Elaine claimed that around the Halloween season, the two Caucasian residents known as Donnie and Travis painted a skeleton black and hung it by a noose on their dormitory door, along with a sign that had “Hi Elaine” written on it. Barrow also claimed that Donnie had referred to her as the N word on numerous occasions.… She also contended that Access Ohio permitted the hostile work environment to exist.
However, the Court did not find the employer, Access Ohio liable for allowing this hostile environment to exist. The Court let the employer off the hook because Donnie and Trevor were not employees of Access Ohio. The Court held:
We conclude that the claim for hostile work environment must fail; Barrow has failed to demonstrate the existence of respondeat superior liability as neither Donnie nor Travis was an employee of Access. And, as stated above, Barrow does not claim that that any employee of Access was involved with the skeleton or Donnie’s statements.… In fact, Barrow does not claim that any employee of Access made racial remarks to her, about her, or in her presence.… Although the challenged remarks are abhorrent and demeaning, they appear to be isolated and not made by any agent, employee or decision-maker of Access.

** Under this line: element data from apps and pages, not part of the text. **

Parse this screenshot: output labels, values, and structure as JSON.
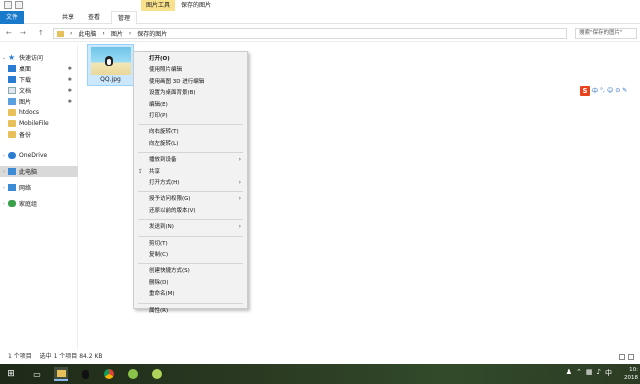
{
  "titlebar": {
    "context_tab": "图片工具",
    "window_title": "保存的图片"
  },
  "ribbon": {
    "tabs": [
      "文件",
      "共享",
      "查看",
      "管理"
    ]
  },
  "address": {
    "back_icon": "←",
    "forward_icon": "→",
    "up_icon": "↑",
    "path": [
      "此电脑",
      "图片",
      "保存的图片"
    ],
    "separator": "›",
    "search_placeholder": "搜索\"保存的图片\""
  },
  "nav": {
    "items": [
      {
        "label": "快速访问",
        "icon": "star-icon"
      },
      {
        "label": "桌面",
        "icon": "desktop-icon",
        "pinned": true
      },
      {
        "label": "下载",
        "icon": "download-icon",
        "pinned": true
      },
      {
        "label": "文档",
        "icon": "document-icon",
        "pinned": true
      },
      {
        "label": "图片",
        "icon": "pictures-icon",
        "pinned": true
      },
      {
        "label": "htdocs",
        "icon": "folder-icon"
      },
      {
        "label": "MobileFile",
        "icon": "folder-icon"
      },
      {
        "label": "备份",
        "icon": "folder-icon"
      },
      {
        "label": "OneDrive",
        "icon": "cloud-icon"
      },
      {
        "label": "此电脑",
        "icon": "computer-icon",
        "selected": true
      },
      {
        "label": "网络",
        "icon": "network-icon"
      },
      {
        "label": "家庭组",
        "icon": "homegroup-icon"
      }
    ],
    "pin_glyph": "✱"
  },
  "file": {
    "name": "QQ.jpg"
  },
  "ime": {
    "logo": "S",
    "items": [
      "中",
      "°,",
      "☺",
      "⊙",
      "✎"
    ]
  },
  "context_menu": {
    "groups": [
      [
        {
          "label": "打开(O)",
          "bold": true
        },
        {
          "label": "使用照片编辑"
        },
        {
          "label": "使用画图 3D 进行编辑"
        },
        {
          "label": "设置为桌面背景(B)"
        },
        {
          "label": "编辑(E)"
        },
        {
          "label": "打印(P)"
        }
      ],
      [
        {
          "label": "向右旋转(T)"
        },
        {
          "label": "向左旋转(L)"
        }
      ],
      [
        {
          "label": "播放到设备",
          "submenu": true
        },
        {
          "label": "共享",
          "icon": "share-icon"
        },
        {
          "label": "打开方式(H)",
          "submenu": true
        }
      ],
      [
        {
          "label": "授予访问权限(G)",
          "submenu": true
        },
        {
          "label": "还原以前的版本(V)"
        }
      ],
      [
        {
          "label": "发送到(N)",
          "submenu": true
        }
      ],
      [
        {
          "label": "剪切(T)"
        },
        {
          "label": "复制(C)"
        }
      ],
      [
        {
          "label": "创建快捷方式(S)"
        },
        {
          "label": "删除(D)"
        },
        {
          "label": "重命名(M)"
        }
      ],
      [
        {
          "label": "属性(R)"
        }
      ]
    ],
    "submenu_glyph": "›"
  },
  "status": {
    "count": "1 个项目",
    "selection": "选中 1 个项目 84.2 KB"
  },
  "taskbar": {
    "start_icon": "windows-icon",
    "clock_time": "10:",
    "clock_date": "2018"
  }
}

Despite this decision, an employer does have a duty to investigate, and take immediate action to make sure that customer harassment of employees stops and does not happen again.
Remember harassment by a customer, or other non-employee is unlawful under Title VII of the Civil Rights Act of 1964 and similar Ohio laws.
Sexual harassment is a form of gender discrimination. If you feel that you are being sexually harassed by an employee or non-employee, or are working in a sexually charged or hostile working environment, you should not wait to call the right attorney at 866-797-6040 to schedule a free and confidential consultation. Similarly any other kind of harassment based on race/color, religion, national origin, age, disability discrimination by a customer, or other non-employee is unlawful under Title VII of the Civil Rights Act of 1964 and similar Ohio laws. Harassment based on that is based on race, color, religion, sex (including pregnancy), national origin, age (40 or older), disability or genetic information is a form of employment discrimination and is unlawful. If you feel that you have been harassed for any of these reasons you should not wait to call the right attorney at 866-797-6040 to schedule a free and confidential consultation. At Spitz, The Employee’s Law Firm, you will meet with an experienced employment discrimination attorneys to find out what your legal rights are and the best way to protect them. It does not matter if you have been wrongfully fired or are still employed, there is no reason to wait to find out what your legal rights are and how to protect yourself from employment discrimination.
The materials available at the top of this page and at this gender discrimination, wrongful termination, and sex harassment law website are for informational purposes only and not for the purpose of providing legal advice. If you are still asking “what should I do if my manager wants to fuck me?”, “I’m being sexually harassed at work,” “my supervisor grabbed my ass”, “my boss is touching my breasts” “I’ve been wrongfully terminated,” or “how do I report sexual harassment at work?,” your best course is to contact an Ohio sexual harassment attorney/hostile work environment lawyer to obtain advice with respect to sexual harassment/hostile work environment questions or any particular employment law issue. Use and access to this employment law website or any of the links contained within the site do not create an attorney-client relationship. The legal opinions expressed at the top of this page or through this employment law website are the opinions of the individual lawyer and may not reflect the opinions of Spitz, The Employee’s Law Firm, Brian Spitz, or any individual attorney.